    Journal of the American College of Surgeons 07/2004; 199(1):87-95. DOI:10.1016/j.jamcollsurg.2004.02.008 · 4.45 Impact Factor
  • Source
    [Show abstract] [Hide abstract]
    ABSTRACT: Stigma associated with mental illness continues to be a significant barrier to help seeking, leading to negative attitudes about mental health treatment and deterring individuals who need services from seeking care. This study examined the impact of public stigma (negative attitudes held by the public) and internalized stigma (negative attitudes held by stigmatized individuals about themselves) on racial differences in treatment-seeking attitudes and behaviors among older adults with depression. Random digit dialing was utilized to identify a representative sample of 248 African American and white older adults (older than 60 years) with depression (symptoms assessed by the Patient Health Questionnaire-9). Telephone-based surveys were conducted to assess their treatment-seeking attitudes and behaviors and the factors that impacted these behaviors. Depressed older adult participants endorsed a high level of public stigma and were not likely to be currently engaged in or did they intend to seek mental health treatment. Results also suggested that African American older adults were more likely to internalize stigma and endorsed less positive attitudes toward seeking mental health treatment than their white counterparts. Multiple regression analysis indicated that internalized stigma partially mediated the relationship between race and attitudes toward treatment. Stigma associated with having a mental illness has a negative influence on attitudes and intentions toward seeking mental health services among older adults with depression, particularly African American elders. Interventions to target internalized stigma are needed to help engage this population in psychosocial mental health treatments.

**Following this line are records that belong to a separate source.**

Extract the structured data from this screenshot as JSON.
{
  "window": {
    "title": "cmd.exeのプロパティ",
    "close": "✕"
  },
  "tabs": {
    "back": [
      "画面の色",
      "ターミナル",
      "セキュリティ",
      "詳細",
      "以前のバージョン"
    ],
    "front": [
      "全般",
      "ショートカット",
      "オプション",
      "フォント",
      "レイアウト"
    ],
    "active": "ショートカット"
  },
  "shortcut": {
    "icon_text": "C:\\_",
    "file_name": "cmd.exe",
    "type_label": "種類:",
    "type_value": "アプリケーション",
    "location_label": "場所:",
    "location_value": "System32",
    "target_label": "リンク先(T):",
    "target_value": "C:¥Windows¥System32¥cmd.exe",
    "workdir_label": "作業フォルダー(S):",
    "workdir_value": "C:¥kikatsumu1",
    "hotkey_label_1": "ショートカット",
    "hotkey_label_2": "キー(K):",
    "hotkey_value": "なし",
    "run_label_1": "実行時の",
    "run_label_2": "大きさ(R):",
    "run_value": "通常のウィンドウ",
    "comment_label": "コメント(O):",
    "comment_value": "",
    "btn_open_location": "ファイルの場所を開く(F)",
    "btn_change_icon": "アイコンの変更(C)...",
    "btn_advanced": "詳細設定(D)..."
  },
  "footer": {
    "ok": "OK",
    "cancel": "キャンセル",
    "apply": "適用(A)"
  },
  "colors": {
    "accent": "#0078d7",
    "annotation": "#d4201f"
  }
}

    The American journal of geriatric psychiatry: official journal of the American Association for Geriatric Psychiatry 03/2010; 18(6):531-43. DOI:10.1097/JGP.0b013e3181cc0366 · 3.52 Impact Factor
Show more